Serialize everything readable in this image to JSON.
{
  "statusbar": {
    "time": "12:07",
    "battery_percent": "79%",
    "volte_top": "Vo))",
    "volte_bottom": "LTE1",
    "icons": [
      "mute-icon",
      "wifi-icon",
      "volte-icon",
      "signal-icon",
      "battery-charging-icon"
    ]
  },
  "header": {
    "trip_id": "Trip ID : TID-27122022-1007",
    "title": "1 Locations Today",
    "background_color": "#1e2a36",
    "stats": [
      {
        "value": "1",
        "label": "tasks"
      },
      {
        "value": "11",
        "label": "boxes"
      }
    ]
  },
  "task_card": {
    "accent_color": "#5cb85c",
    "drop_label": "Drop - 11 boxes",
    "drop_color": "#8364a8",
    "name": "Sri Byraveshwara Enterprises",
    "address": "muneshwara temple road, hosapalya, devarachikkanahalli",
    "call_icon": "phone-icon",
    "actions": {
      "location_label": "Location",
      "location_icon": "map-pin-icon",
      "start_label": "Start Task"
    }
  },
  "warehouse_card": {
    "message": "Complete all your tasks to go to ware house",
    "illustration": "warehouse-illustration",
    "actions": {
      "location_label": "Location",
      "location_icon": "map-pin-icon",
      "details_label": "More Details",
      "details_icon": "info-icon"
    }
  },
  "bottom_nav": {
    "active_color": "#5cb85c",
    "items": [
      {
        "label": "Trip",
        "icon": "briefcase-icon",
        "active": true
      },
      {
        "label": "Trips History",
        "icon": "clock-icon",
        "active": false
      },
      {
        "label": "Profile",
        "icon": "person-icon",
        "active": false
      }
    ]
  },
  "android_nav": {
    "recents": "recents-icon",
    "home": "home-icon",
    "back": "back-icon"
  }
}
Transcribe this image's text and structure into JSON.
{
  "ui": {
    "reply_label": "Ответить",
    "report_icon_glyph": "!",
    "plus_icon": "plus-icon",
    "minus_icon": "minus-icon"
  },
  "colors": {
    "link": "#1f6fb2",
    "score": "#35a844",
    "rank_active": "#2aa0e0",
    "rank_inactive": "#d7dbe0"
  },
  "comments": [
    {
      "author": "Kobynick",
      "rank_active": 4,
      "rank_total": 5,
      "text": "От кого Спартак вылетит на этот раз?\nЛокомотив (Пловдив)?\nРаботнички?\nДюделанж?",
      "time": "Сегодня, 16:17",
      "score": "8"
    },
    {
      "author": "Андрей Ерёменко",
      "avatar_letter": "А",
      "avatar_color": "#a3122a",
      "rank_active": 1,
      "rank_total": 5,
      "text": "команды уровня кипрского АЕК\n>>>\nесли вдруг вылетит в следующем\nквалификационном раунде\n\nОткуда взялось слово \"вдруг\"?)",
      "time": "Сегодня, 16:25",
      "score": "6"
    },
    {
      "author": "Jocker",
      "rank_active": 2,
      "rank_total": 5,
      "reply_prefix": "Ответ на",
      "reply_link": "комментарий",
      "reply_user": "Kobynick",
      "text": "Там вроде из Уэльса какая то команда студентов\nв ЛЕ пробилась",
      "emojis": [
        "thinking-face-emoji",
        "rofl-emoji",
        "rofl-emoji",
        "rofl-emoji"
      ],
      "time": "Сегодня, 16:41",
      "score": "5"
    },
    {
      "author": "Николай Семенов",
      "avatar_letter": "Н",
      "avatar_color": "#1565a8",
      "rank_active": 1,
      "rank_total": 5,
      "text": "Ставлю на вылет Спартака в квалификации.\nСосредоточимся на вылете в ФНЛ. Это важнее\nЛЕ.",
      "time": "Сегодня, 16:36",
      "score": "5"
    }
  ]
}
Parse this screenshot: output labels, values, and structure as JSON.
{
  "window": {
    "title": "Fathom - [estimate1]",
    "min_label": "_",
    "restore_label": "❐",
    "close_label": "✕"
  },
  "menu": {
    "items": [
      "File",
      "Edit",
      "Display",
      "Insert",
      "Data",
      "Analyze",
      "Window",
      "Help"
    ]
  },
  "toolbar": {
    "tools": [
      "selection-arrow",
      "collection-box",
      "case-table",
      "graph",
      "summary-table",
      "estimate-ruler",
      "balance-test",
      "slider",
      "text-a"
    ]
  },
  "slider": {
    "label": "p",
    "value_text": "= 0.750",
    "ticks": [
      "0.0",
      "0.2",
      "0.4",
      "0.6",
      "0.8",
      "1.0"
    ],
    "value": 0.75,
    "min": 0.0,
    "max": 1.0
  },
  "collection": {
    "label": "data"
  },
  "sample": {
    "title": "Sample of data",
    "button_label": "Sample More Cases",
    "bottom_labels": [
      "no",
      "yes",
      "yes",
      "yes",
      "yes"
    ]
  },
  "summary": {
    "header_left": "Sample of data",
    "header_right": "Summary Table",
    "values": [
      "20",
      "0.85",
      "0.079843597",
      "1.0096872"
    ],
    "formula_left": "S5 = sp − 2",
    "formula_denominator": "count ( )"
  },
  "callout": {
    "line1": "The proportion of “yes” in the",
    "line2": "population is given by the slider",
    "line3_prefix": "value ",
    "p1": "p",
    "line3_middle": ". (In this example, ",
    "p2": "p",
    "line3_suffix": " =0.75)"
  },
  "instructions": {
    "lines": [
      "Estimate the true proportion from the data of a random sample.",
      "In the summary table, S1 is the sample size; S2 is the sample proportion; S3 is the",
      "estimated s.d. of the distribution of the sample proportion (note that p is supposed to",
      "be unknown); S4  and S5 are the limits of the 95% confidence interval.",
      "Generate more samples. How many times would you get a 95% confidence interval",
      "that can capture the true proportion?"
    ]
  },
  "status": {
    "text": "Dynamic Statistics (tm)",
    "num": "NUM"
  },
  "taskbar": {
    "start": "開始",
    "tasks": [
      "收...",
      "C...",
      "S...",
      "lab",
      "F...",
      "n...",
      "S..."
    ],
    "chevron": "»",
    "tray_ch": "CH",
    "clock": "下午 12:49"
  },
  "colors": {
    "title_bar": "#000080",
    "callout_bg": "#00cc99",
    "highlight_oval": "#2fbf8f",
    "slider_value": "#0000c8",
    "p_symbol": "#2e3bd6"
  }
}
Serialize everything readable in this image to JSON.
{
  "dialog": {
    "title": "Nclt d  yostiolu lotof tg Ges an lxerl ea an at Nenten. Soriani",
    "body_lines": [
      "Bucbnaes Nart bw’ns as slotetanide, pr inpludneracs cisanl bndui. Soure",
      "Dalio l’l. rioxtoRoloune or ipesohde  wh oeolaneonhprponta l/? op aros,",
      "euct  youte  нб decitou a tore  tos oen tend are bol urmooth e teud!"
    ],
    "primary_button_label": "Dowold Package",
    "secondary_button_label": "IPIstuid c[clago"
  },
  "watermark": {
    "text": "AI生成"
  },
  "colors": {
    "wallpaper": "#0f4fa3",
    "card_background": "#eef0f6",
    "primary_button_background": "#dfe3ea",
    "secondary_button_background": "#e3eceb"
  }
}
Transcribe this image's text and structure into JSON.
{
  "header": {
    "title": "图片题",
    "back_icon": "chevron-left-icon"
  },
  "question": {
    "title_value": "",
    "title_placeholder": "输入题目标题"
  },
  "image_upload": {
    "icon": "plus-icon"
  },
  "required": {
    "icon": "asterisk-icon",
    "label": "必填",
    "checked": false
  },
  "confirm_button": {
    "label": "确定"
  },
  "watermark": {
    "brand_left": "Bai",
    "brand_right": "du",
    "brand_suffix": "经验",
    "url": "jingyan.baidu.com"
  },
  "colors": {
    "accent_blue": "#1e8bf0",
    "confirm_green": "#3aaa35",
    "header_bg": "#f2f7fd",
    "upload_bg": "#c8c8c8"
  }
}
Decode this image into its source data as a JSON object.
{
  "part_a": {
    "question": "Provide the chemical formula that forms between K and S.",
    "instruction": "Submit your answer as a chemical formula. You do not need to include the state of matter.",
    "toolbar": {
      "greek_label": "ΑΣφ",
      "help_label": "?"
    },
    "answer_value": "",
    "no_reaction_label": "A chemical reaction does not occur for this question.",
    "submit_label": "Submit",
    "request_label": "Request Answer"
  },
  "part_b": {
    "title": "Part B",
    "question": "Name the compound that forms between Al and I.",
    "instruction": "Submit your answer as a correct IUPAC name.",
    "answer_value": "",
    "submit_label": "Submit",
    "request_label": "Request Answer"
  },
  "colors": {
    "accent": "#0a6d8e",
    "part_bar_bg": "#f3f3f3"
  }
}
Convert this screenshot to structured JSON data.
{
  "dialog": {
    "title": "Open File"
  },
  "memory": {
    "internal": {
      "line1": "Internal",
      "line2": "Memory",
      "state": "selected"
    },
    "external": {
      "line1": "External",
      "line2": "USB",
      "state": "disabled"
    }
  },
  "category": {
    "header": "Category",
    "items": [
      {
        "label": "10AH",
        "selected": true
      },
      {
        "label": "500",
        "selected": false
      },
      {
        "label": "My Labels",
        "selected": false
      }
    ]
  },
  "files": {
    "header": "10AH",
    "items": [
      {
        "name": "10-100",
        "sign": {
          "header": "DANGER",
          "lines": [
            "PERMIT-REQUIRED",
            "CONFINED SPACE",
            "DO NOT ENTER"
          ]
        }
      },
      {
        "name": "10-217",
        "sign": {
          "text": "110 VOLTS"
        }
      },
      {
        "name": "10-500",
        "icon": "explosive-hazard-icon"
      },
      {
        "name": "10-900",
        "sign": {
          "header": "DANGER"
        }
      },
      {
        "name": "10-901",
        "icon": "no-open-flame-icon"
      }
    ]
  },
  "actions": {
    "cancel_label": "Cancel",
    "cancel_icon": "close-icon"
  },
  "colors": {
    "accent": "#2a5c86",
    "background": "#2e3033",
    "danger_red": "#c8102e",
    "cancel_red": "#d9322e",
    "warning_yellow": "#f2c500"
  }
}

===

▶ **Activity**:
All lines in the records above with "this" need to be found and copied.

▶ **Written response**:
Serialize everything readable in this image to JSON.
Transcribe this image's text and structure into JSON.
Parse this screenshot: output labels, values, and structure as JSON.
    "line3_middle": ". (In this example, ",
Serialize everything readable in this image to JSON.
Transcribe this image's text and structure into JSON.
Decode this image into its source data as a JSON object.
    "no_reaction_label": "A chemical reaction does not occur for this question.",
Convert this screenshot to structured JSON data.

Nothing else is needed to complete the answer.